Return the data below in full. Keep each character unchanged.
- Opening Delimiter -
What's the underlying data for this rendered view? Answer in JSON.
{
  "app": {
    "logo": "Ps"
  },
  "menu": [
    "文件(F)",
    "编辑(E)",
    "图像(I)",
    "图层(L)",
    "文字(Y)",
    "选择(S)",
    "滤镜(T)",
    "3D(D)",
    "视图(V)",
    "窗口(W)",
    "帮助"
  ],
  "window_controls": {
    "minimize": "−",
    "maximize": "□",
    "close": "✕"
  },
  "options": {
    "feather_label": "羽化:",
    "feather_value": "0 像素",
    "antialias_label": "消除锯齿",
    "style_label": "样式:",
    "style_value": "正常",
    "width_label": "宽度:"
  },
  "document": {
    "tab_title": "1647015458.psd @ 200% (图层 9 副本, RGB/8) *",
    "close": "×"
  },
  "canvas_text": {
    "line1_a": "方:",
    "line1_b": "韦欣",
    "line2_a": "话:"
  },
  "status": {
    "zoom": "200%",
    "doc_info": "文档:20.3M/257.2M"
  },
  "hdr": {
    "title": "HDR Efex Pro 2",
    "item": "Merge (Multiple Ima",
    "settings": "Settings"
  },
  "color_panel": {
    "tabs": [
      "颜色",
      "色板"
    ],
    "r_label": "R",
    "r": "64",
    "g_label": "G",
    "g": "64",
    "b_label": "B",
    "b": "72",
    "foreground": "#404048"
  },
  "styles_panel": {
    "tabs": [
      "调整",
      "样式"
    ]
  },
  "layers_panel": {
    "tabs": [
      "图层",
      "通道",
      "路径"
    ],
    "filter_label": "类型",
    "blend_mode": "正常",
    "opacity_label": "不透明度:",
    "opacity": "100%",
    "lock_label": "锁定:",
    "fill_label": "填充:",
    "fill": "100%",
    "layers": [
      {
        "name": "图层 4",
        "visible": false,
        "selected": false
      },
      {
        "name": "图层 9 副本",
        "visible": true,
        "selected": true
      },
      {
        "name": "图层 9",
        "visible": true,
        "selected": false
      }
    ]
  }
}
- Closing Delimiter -
__ANSWER TO THIS EXERCISE__.
What's the underlying data for this rendered view? Answer in JSON.
{
  "app": {
    "logo": "Ps"
  },
  "menu": [
    "文件(F)",
    "编辑(E)",
    "图像(I)",
    "图层(L)",
    "文字(Y)",
    "选择(S)",
    "滤镜(T)",
    "3D(D)",
    "视图(V)",
    "窗口(W)",
    "帮助"
  ],
  "window_controls": {
    "minimize": "−",
    "maximize": "□",
    "close": "✕"
  },
  "options": {
    "feather_label": "羽化:",
    "feather_value": "0 像素",
    "antialias_label": "消除锯齿",
    "style_label": "样式:",
    "style_value": "正常",
    "width_label": "宽度:"
  },
  "document": {
    "tab_title": "1647015458.psd @ 200% (图层 9 副本, RGB/8) *",
    "close": "×"
  },
  "canvas_text": {
    "line1_a": "方:",
    "line1_b": "韦欣",
    "line2_a": "话:"
  },
  "status": {
    "zoom": "200%",
    "doc_info": "文档:20.3M/257.2M"
  },
  "hdr": {
    "title": "HDR Efex Pro 2",
    "item": "Merge (Multiple Ima",
    "settings": "Settings"
  },
  "color_panel": {
    "tabs": [
      "颜色",
      "色板"
    ],
    "r_label": "R",
    "r": "64",
    "g_label": "G",
    "g": "64",
    "b_label": "B",
    "b": "72",
    "foreground": "#404048"
  },
  "styles_panel": {
    "tabs": [
      "调整",
      "样式"
    ]
  },
  "layers_panel": {
    "tabs": [
      "图层",
      "通道",
      "路径"
    ],
    "filter_label": "类型",
    "blend_mode": "正常",
    "opacity_label": "不透明度:",
    "opacity": "100%",
    "lock_label": "锁定:",
    "fill_label": "填充:",
    "fill": "100%",
    "layers": [
      {
        "name": "图层 4",
        "visible": false,
        "selected": false
      },
      {
        "name": "图层 9 副本",
        "visible": true,
        "selected": true
      },
      {
        "name": "图层 9",
        "visible": true,
        "selected": false
      }
    ]
  }
}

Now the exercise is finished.